Reprint the listing. Every line must match the original exactly.

▬▬▬▬▬▬

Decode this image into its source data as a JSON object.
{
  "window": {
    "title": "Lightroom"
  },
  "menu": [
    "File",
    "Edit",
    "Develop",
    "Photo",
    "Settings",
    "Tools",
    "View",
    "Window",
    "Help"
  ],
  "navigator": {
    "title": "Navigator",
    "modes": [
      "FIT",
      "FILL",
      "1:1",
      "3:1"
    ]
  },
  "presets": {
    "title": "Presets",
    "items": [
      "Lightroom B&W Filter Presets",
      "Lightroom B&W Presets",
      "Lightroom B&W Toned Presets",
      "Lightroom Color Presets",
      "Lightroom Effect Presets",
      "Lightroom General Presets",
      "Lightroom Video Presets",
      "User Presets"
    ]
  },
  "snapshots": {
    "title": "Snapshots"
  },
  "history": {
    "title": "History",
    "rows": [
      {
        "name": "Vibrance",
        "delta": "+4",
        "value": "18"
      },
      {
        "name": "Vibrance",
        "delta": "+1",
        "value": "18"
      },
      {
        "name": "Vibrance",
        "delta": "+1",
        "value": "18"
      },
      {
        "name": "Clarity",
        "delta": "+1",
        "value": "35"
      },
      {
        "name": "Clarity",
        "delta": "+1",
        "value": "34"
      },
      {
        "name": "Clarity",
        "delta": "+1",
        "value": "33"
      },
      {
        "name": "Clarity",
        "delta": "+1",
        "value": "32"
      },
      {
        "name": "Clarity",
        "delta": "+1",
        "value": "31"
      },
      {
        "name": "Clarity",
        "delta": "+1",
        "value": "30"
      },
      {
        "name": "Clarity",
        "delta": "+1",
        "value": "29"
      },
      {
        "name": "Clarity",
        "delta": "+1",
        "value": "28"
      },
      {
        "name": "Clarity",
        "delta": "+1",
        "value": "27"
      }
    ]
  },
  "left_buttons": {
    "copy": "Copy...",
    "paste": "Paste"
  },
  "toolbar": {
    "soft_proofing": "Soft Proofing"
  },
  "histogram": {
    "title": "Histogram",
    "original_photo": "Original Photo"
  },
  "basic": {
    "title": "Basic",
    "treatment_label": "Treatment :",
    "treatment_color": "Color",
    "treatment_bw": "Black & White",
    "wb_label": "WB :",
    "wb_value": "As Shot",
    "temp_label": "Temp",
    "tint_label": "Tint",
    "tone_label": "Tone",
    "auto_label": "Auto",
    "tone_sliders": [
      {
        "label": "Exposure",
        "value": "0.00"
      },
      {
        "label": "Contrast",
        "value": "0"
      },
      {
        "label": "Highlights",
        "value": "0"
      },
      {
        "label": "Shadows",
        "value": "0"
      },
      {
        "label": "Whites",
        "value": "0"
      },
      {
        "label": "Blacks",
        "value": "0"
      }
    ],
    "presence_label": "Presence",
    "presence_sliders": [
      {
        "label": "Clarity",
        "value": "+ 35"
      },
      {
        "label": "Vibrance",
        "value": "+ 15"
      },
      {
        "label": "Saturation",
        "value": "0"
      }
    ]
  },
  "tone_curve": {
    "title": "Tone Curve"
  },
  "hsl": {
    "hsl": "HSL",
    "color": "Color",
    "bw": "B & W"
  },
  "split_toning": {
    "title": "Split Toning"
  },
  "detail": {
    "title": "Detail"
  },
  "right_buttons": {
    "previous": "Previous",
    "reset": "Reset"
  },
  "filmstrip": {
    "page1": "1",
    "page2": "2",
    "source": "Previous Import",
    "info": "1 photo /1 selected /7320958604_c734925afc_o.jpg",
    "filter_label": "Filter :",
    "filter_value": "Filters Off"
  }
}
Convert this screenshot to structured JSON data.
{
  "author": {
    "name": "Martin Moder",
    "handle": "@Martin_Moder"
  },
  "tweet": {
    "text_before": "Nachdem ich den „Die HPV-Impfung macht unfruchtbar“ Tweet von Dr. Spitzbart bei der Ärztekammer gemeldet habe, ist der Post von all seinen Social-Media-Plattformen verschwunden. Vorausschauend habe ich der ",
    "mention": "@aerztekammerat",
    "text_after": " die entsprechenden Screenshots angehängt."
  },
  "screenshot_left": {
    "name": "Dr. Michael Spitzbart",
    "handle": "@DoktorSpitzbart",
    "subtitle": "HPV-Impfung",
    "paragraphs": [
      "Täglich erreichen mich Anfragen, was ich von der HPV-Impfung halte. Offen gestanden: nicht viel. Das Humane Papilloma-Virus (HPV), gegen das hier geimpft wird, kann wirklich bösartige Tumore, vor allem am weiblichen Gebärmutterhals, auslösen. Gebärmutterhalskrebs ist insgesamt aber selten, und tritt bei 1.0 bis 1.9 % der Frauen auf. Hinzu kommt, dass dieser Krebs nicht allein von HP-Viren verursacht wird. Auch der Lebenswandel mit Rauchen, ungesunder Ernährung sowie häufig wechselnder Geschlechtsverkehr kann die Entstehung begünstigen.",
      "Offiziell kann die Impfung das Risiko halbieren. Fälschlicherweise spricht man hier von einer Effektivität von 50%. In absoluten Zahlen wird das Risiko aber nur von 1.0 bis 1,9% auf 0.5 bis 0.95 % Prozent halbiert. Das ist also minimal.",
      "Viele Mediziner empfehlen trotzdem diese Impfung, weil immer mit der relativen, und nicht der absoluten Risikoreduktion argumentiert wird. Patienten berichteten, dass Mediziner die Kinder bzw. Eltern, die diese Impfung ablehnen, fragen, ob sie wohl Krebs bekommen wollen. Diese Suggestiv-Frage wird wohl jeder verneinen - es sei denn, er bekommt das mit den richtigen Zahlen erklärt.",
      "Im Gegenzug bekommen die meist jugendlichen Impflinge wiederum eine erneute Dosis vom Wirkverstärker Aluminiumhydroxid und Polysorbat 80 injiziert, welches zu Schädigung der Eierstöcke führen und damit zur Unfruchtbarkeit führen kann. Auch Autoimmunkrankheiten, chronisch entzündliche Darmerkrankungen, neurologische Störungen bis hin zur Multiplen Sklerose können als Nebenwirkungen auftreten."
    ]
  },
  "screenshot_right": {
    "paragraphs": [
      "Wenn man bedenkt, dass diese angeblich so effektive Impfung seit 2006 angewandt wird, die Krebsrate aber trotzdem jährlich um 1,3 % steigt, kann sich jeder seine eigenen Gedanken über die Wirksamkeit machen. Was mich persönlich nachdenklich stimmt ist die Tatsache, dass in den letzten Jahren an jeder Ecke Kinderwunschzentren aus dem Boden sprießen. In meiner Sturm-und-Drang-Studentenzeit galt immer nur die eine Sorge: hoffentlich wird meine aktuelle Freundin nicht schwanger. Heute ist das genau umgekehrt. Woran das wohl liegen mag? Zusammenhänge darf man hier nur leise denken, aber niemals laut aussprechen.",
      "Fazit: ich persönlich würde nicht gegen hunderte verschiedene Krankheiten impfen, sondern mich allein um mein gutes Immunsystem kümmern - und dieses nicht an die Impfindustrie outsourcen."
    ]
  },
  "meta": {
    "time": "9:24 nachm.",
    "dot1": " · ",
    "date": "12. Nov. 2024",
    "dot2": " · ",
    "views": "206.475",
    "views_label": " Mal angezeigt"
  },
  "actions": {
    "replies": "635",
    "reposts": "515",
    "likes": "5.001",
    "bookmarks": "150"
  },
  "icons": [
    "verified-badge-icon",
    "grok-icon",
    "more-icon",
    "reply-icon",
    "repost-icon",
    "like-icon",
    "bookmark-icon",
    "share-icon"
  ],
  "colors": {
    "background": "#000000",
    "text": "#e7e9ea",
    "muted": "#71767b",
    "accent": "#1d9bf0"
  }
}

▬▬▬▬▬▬

▶ Finished task:
Decode this image into its source data as a JSON object.
{
  "window": {
    "title": "Lightroom"
  },
  "menu": [
    "File",
    "Edit",
    "Develop",
    "Photo",
    "Settings",
    "Tools",
    "View",
    "Window",
    "Help"
  ],
  "navigator": {
    "title": "Navigator",
    "modes": [
      "FIT",
      "FILL",
      "1:1",
      "3:1"
    ]
  },
  "presets": {
    "title": "Presets",
    "items": [
      "Lightroom B&W Filter Presets",
      "Lightroom B&W Presets",
      "Lightroom B&W Toned Presets",
      "Lightroom Color Presets",
      "Lightroom Effect Presets",
      "Lightroom General Presets",
      "Lightroom Video Presets",
      "User Presets"
    ]
  },
  "snapshots": {
    "title": "Snapshots"
  },
  "history": {
    "title": "History",
    "rows": [
      {
        "name": "Vibrance",
        "delta": "+4",
        "value": "18"
      },
      {
        "name": "Vibrance",
        "delta": "+1",
        "value": "18"
      },
      {
        "name": "Vibrance",
        "delta": "+1",
        "value": "18"
      },
      {
        "name": "Clarity",
        "delta": "+1",
        "value": "35"
      },
      {
        "name": "Clarity",
        "delta": "+1",
        "value": "34"
      },
      {
        "name": "Clarity",
        "delta": "+1",
        "value": "33"
      },
      {
        "name": "Clarity",
        "delta": "+1",
        "value": "32"
      },
      {
        "name": "Clarity",
        "delta": "+1",
        "value": "31"
      },
      {
        "name": "Clarity",
        "delta": "+1",
        "value": "30"
      },
      {
        "name": "Clarity",
        "delta": "+1",
        "value": "29"
      },
      {
        "name": "Clarity",
        "delta": "+1",
        "value": "28"
      },
      {
        "name": "Clarity",
        "delta": "+1",
        "value": "27"
      }
    ]
  },
  "left_buttons": {
    "copy": "Copy...",
    "paste": "Paste"
  },
  "toolbar": {
    "soft_proofing": "Soft Proofing"
  },
  "histogram": {
    "title": "Histogram",
    "original_photo": "Original Photo"
  },
  "basic": {
    "title": "Basic",
    "treatment_label": "Treatment :",
    "treatment_color": "Color",
    "treatment_bw": "Black & White",
    "wb_label": "WB :",
    "wb_value": "As Shot",
    "temp_label": "Temp",
    "tint_label": "Tint",
    "tone_label": "Tone",
    "auto_label": "Auto",
    "tone_sliders": [
      {
        "label": "Exposure",
        "value": "0.00"
      },
      {
        "label": "Contrast",
        "value": "0"
      },
      {
        "label": "Highlights",
        "value": "0"
      },
      {
        "label": "Shadows",
        "value": "0"
      },
      {
        "label": "Whites",
        "value": "0"
      },
      {
        "label": "Blacks",
        "value": "0"
      }
    ],
    "presence_label": "Presence",
    "presence_sliders": [
      {
        "label": "Clarity",
        "value": "+ 35"
      },
      {
        "label": "Vibrance",
        "value": "+ 15"
      },
      {
        "label": "Saturation",
        "value": "0"
      }
    ]
  },
  "tone_curve": {
    "title": "Tone Curve"
  },
  "hsl": {
    "hsl": "HSL",
    "color": "Color",
    "bw": "B & W"
  },
  "split_toning": {
    "title": "Split Toning"
  },
  "detail": {
    "title": "Detail"
  },
  "right_buttons": {
    "previous": "Previous",
    "reset": "Reset"
  },
  "filmstrip": {
    "page1": "1",
    "page2": "2",
    "source": "Previous Import",
    "info": "1 photo /1 selected /7320958604_c734925afc_o.jpg",
    "filter_label": "Filter :",
    "filter_value": "Filters Off"
  }
}
Convert this screenshot to structured JSON data.
{
  "author": {
    "name": "Martin Moder",
    "handle": "@Martin_Moder"
  },
  "tweet": {
    "text_before": "Nachdem ich den „Die HPV-Impfung macht unfruchtbar“ Tweet von Dr. Spitzbart bei der Ärztekammer gemeldet habe, ist der Post von all seinen Social-Media-Plattformen verschwunden. Vorausschauend habe ich der ",
    "mention": "@aerztekammerat",
    "text_after": " die entsprechenden Screenshots angehängt."
  },
  "screenshot_left": {
    "name": "Dr. Michael Spitzbart",
    "handle": "@DoktorSpitzbart",
    "subtitle": "HPV-Impfung",
    "paragraphs": [
      "Täglich erreichen mich Anfragen, was ich von der HPV-Impfung halte. Offen gestanden: nicht viel. Das Humane Papilloma-Virus (HPV), gegen das hier geimpft wird, kann wirklich bösartige Tumore, vor allem am weiblichen Gebärmutterhals, auslösen. Gebärmutterhalskrebs ist insgesamt aber selten, und tritt bei 1.0 bis 1.9 % der Frauen auf. Hinzu kommt, dass dieser Krebs nicht allein von HP-Viren verursacht wird. Auch der Lebenswandel mit Rauchen, ungesunder Ernährung sowie häufig wechselnder Geschlechtsverkehr kann die Entstehung begünstigen.",
      "Offiziell kann die Impfung das Risiko halbieren. Fälschlicherweise spricht man hier von einer Effektivität von 50%. In absoluten Zahlen wird das Risiko aber nur von 1.0 bis 1,9% auf 0.5 bis 0.95 % Prozent halbiert. Das ist also minimal.",
      "Viele Mediziner empfehlen trotzdem diese Impfung, weil immer mit der relativen, und nicht der absoluten Risikoreduktion argumentiert wird. Patienten berichteten, dass Mediziner die Kinder bzw. Eltern, die diese Impfung ablehnen, fragen, ob sie wohl Krebs bekommen wollen. Diese Suggestiv-Frage wird wohl jeder verneinen - es sei denn, er bekommt das mit den richtigen Zahlen erklärt.",
      "Im Gegenzug bekommen die meist jugendlichen Impflinge wiederum eine erneute Dosis vom Wirkverstärker Aluminiumhydroxid und Polysorbat 80 injiziert, welches zu Schädigung der Eierstöcke führen und damit zur Unfruchtbarkeit führen kann. Auch Autoimmunkrankheiten, chronisch entzündliche Darmerkrankungen, neurologische Störungen bis hin zur Multiplen Sklerose können als Nebenwirkungen auftreten."
    ]
  },
  "screenshot_right": {
    "paragraphs": [
      "Wenn man bedenkt, dass diese angeblich so effektive Impfung seit 2006 angewandt wird, die Krebsrate aber trotzdem jährlich um 1,3 % steigt, kann sich jeder seine eigenen Gedanken über die Wirksamkeit machen. Was mich persönlich nachdenklich stimmt ist die Tatsache, dass in den letzten Jahren an jeder Ecke Kinderwunschzentren aus dem Boden sprießen. In meiner Sturm-und-Drang-Studentenzeit galt immer nur die eine Sorge: hoffentlich wird meine aktuelle Freundin nicht schwanger. Heute ist das genau umgekehrt. Woran das wohl liegen mag? Zusammenhänge darf man hier nur leise denken, aber niemals laut aussprechen.",
      "Fazit: ich persönlich würde nicht gegen hunderte verschiedene Krankheiten impfen, sondern mich allein um mein gutes Immunsystem kümmern - und dieses nicht an die Impfindustrie outsourcen."
    ]
  },
  "meta": {
    "time": "9:24 nachm.",
    "dot1": " · ",
    "date": "12. Nov. 2024",
    "dot2": " · ",
    "views": "206.475",
    "views_label": " Mal angezeigt"
  },
  "actions": {
    "replies": "635",
    "reposts": "515",
    "likes": "5.001",
    "bookmarks": "150"
  },
  "icons": [
    "verified-badge-icon",
    "grok-icon",
    "more-icon",
    "reply-icon",
    "repost-icon",
    "like-icon",
    "bookmark-icon",
    "share-icon"
  ],
  "colors": {
    "background": "#000000",
    "text": "#e7e9ea",
    "muted": "#71767b",
    "accent": "#1d9bf0"
  }
}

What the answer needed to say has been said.